As shell collectors it is easy to forget that shells are only one part of the molluscs and that they are only the protection for the delicate animals within. Molluscs have been a source of food for humans for thousands of years, stretching back to the Mesolithic period where rubbish piles (middens) full of mollusc shells provide some of the only evidence that those migratory people inhabited an area. The Romans famously had a taste for oysters and many archaeological excavations from that period uncovered large quantities of their shells. This love of oysters has persisted into the modern day as well as a large demand for mussels, clams and other shellfish.
It is easy to only concern ourselves with what shellfish provide for us, but it is interesting to think on what they themselves consume in order to survive in our oceans and seas. Many different species of mollusc reside in Orkney’s waters with various different diets.
Bivalves (such clams and mussels) are filter feeders. Identifiable by their two sides (valves) connected by a hinge, many bivalves attach themselves to rocks with strong threads called byssus threads. Other species of bivalves such as the sand gaper or the razor calm (locally known as spoots) often live in large communities burrowed into the sands or silts. From their holdfasts or burrows, these species can filter the sea water through their valves and absorbs nutrients as well as consuming small living things like planktons.
Gastropods are also very varied in their diets. Many are grazers, feeding on algae, seaweeds and other stationary sea life. The famous groattie buckie, for example, feeds on ascidians and sea squirts. The species Botryllus schlosseri also known as the star tunicate, grows in clusters and has very distinct star shape that often resembles constellations.

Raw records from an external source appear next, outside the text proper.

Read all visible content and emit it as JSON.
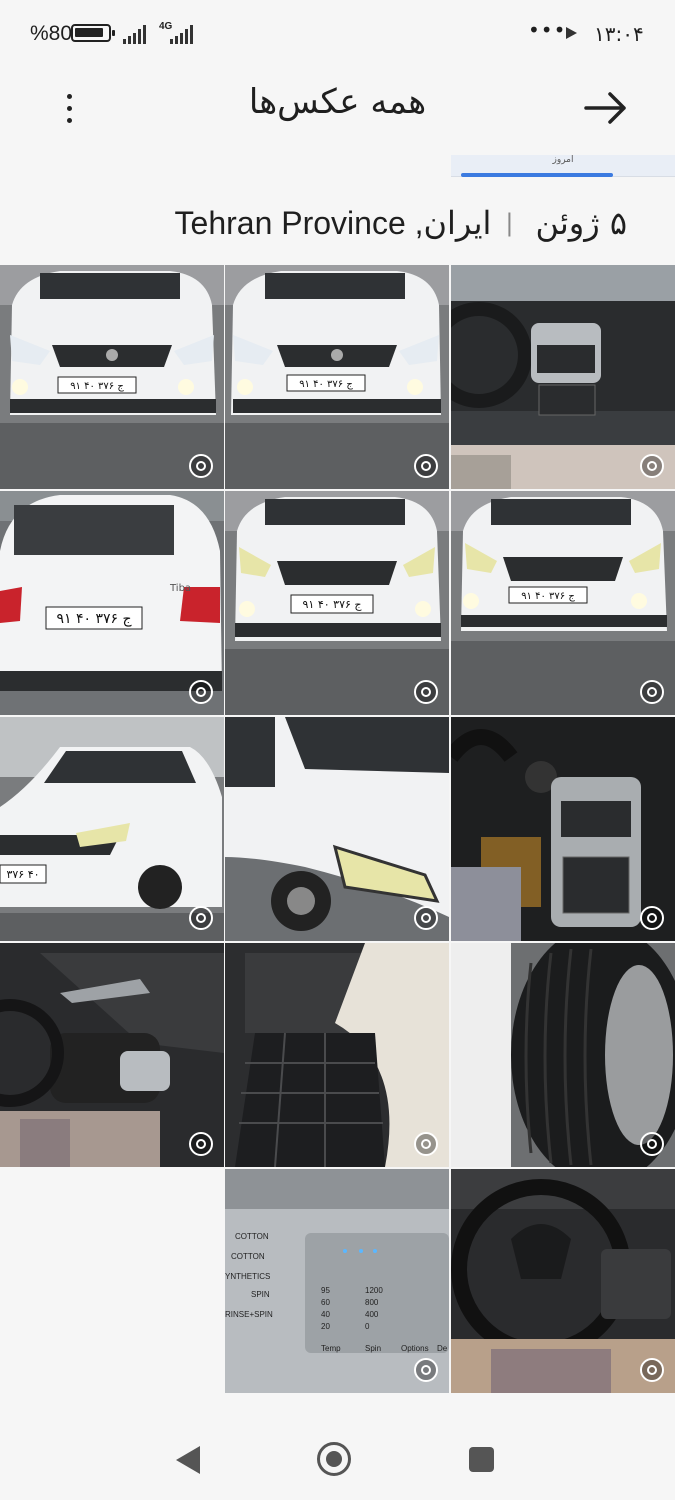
{
  "status_bar": {
    "battery_percent": "%80",
    "network_type": "4G",
    "time": "۱۳:۰۴",
    "overflow_dots": "•••"
  },
  "app_bar": {
    "title": "همه عکس‌ها"
  },
  "preview_strip": {
    "label": "امروز"
  },
  "section": {
    "date": "۵ ژوئن",
    "separator": "|",
    "location": "ایران, Tehran Province"
  },
  "photos": [
    {
      "subject": "car-front"
    },
    {
      "subject": "car-front"
    },
    {
      "subject": "car-dashboard"
    },
    {
      "subject": "car-rear",
      "plate": "۹۱ ج ۳۷۶ ۴۰",
      "badge": "Tiba"
    },
    {
      "subject": "car-front",
      "plate": "۹۱ ج ۳۷۶ ۴۰"
    },
    {
      "subject": "car-front",
      "plate": "۹۱ ج ۳۷۶ ۴۰"
    },
    {
      "subject": "car-side",
      "plate": "۳۷۶ ۴۰"
    },
    {
      "subject": "car-headlight"
    },
    {
      "subject": "car-console"
    },
    {
      "subject": "car-front-seat"
    },
    {
      "subject": "car-rear-seat"
    },
    {
      "subject": "car-tire"
    },
    {
      "subject": "washing-machine-panel"
    },
    {
      "subject": "steering-wheel"
    }
  ],
  "washer_panel": {
    "programs": [
      "COTTON",
      "COTTON",
      "YNTHETICS",
      "SPIN",
      "RINSE+SPIN"
    ],
    "temps": [
      "95",
      "60",
      "40",
      "20"
    ],
    "spins": [
      "1200",
      "800",
      "400",
      "0"
    ],
    "buttons": [
      "Temp",
      "Spin",
      "Options",
      "De"
    ]
  },
  "nav_bar": {
    "back": "back-triangle",
    "home": "home-circle",
    "recents": "recents-square"
  }
}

Many other species, such as the blue rayed limpet and its sibling Patina laevis - or as Robert Rendall named it in his 1955 publication ‘Mollusca Orcadensia’, the pellucid limpet - reside in close quarters with their food source. Primarily, these species feed on the Laminaria family of seaweeds, commonly recognised as kelp which is abundant in Orkney’s water. On the fronds or leaves of Laminaria the blue rayed limpet can often be found with its electric blue stripes glinting in the light shining through the water. The pellucid limpet, which lacks the highly identifiable blue stripes, can be found further down, in the frond’s shadow among the seaweed’s holdfasts.

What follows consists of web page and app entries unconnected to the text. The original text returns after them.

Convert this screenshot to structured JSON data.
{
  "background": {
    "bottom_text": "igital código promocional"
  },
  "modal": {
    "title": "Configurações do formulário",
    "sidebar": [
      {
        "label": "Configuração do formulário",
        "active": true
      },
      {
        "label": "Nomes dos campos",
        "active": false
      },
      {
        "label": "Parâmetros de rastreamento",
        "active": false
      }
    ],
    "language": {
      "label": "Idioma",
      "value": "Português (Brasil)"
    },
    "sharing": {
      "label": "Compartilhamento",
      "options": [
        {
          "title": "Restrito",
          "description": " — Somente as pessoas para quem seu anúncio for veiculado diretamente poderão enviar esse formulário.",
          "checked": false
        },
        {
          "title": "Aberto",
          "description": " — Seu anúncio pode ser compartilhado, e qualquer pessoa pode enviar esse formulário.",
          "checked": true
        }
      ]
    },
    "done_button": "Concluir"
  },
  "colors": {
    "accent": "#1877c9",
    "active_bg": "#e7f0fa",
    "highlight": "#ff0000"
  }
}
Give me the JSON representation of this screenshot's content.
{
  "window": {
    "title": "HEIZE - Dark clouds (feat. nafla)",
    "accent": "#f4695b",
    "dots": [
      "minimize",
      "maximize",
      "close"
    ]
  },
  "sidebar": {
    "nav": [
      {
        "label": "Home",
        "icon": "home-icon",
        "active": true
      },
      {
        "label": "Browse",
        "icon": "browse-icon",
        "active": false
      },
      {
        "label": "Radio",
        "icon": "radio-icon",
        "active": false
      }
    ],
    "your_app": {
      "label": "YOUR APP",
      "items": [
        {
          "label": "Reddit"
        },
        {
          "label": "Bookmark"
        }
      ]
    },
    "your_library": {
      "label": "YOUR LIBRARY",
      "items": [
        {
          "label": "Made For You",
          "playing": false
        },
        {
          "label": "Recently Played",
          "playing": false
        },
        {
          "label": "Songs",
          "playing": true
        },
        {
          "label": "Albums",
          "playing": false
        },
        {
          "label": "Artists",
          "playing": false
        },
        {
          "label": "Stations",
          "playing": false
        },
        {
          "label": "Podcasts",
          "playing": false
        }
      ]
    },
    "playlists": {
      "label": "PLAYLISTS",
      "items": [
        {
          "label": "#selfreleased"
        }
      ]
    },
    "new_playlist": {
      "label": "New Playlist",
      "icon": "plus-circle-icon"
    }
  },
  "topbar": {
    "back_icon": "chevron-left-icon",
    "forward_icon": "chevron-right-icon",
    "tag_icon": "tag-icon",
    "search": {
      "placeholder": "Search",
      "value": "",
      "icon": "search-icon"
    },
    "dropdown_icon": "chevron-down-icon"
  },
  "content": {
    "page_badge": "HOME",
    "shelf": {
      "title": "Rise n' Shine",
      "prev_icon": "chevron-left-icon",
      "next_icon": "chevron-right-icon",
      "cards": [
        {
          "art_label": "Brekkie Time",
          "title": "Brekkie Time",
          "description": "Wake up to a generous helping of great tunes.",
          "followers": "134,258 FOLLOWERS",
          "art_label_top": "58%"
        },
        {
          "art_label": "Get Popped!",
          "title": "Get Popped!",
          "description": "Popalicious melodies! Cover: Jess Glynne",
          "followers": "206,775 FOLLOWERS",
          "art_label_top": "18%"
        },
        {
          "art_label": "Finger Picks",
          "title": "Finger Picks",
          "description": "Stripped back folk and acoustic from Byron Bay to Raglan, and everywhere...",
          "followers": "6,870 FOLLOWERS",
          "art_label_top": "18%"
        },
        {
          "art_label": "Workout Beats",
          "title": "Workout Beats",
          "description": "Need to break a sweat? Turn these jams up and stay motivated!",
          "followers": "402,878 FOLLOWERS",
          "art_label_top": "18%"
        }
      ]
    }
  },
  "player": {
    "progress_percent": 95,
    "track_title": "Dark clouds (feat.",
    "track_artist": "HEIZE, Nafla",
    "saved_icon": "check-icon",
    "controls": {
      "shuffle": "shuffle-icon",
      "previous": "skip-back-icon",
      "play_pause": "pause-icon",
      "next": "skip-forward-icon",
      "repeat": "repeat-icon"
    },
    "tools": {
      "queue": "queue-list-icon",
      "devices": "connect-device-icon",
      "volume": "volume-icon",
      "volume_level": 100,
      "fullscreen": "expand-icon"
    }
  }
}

A seaweeds holdfast is a similar structure to the roots of a tree but rather than gathering nutrients, its only function is to hold the seaweed firmly in place.

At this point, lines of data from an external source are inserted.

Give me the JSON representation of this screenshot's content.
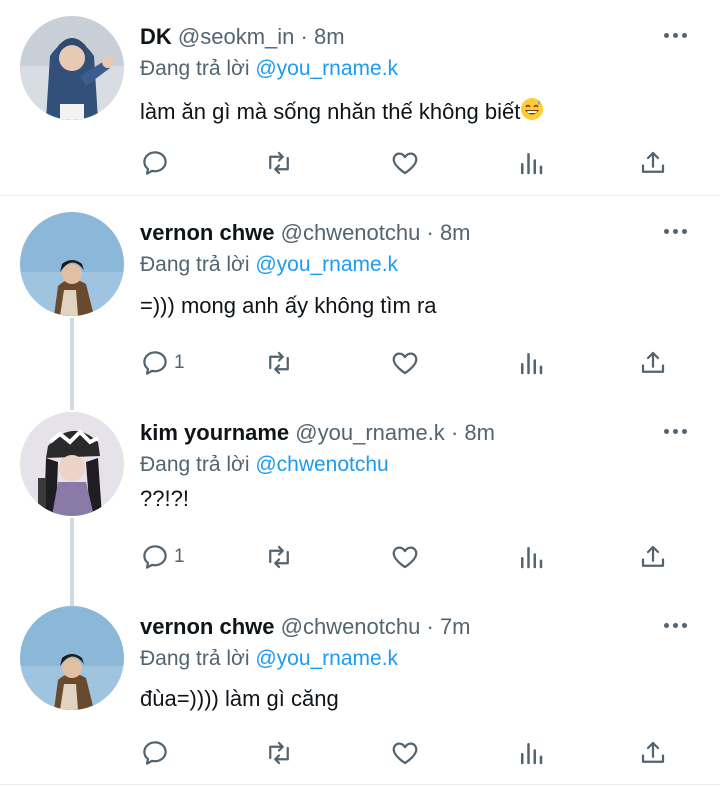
{
  "tweets": [
    {
      "name": "DK",
      "handle": "@seokm_in",
      "dot": "·",
      "time": "8m",
      "reply_prefix": "Đang trả lời",
      "reply_to": "@you_rname.k",
      "text": "làm ăn gì mà sống nhăn thế không biết",
      "emoji": "grinning-sweat-face",
      "reply_count": ""
    },
    {
      "name": "vernon chwe",
      "handle": "@chwenotchu",
      "dot": "·",
      "time": "8m",
      "reply_prefix": "Đang trả lời",
      "reply_to": "@you_rname.k",
      "text": "=))) mong anh ấy không tìm ra",
      "reply_count": "1"
    },
    {
      "name": "kim yourname",
      "handle": "@you_rname.k",
      "dot": "·",
      "time": "8m",
      "reply_prefix": "Đang trả lời",
      "reply_to": "@chwenotchu",
      "text": "??!?!",
      "reply_count": "1"
    },
    {
      "name": "vernon chwe",
      "handle": "@chwenotchu",
      "dot": "·",
      "time": "7m",
      "reply_prefix": "Đang trả lời",
      "reply_to": "@you_rname.k",
      "text": "đùa=)))) làm gì căng",
      "reply_count": ""
    }
  ],
  "icons": {
    "more": "more-dots-icon",
    "reply": "reply-bubble-icon",
    "retweet": "retweet-icon",
    "like": "heart-icon",
    "views": "views-chart-icon",
    "share": "share-icon"
  },
  "colors": {
    "name": "#0f1419",
    "secondary": "#536471",
    "mention": "#1d9bf0",
    "divider": "#e6ecf0",
    "thread_line": "#cfd9de"
  }
}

However, not every mollusc feeding pattern is quite so gentle. Some are carnivores. Dog whelks are the classic example of this dietary behaviour, feeding on its fellow molluscs. Limpets are one of their food sources and often, when you find limpet shells washed ashore, they will have a small hole in them. The dog whelk bores this small hole into the shell of its prey then injects a narcotic to relax the animal within. It then essentially digests the animal within its own shell using various enzymes the whelk can secrete and sucks up the liquid soup. While this may not create much fear in humans, for molluscs, species such as the dog whelk represent vicious predators.
While looking at the shells we can find on the beaches around Orkney, it is interesting to about the dietary habits of these animals are as varied and interesting as our own.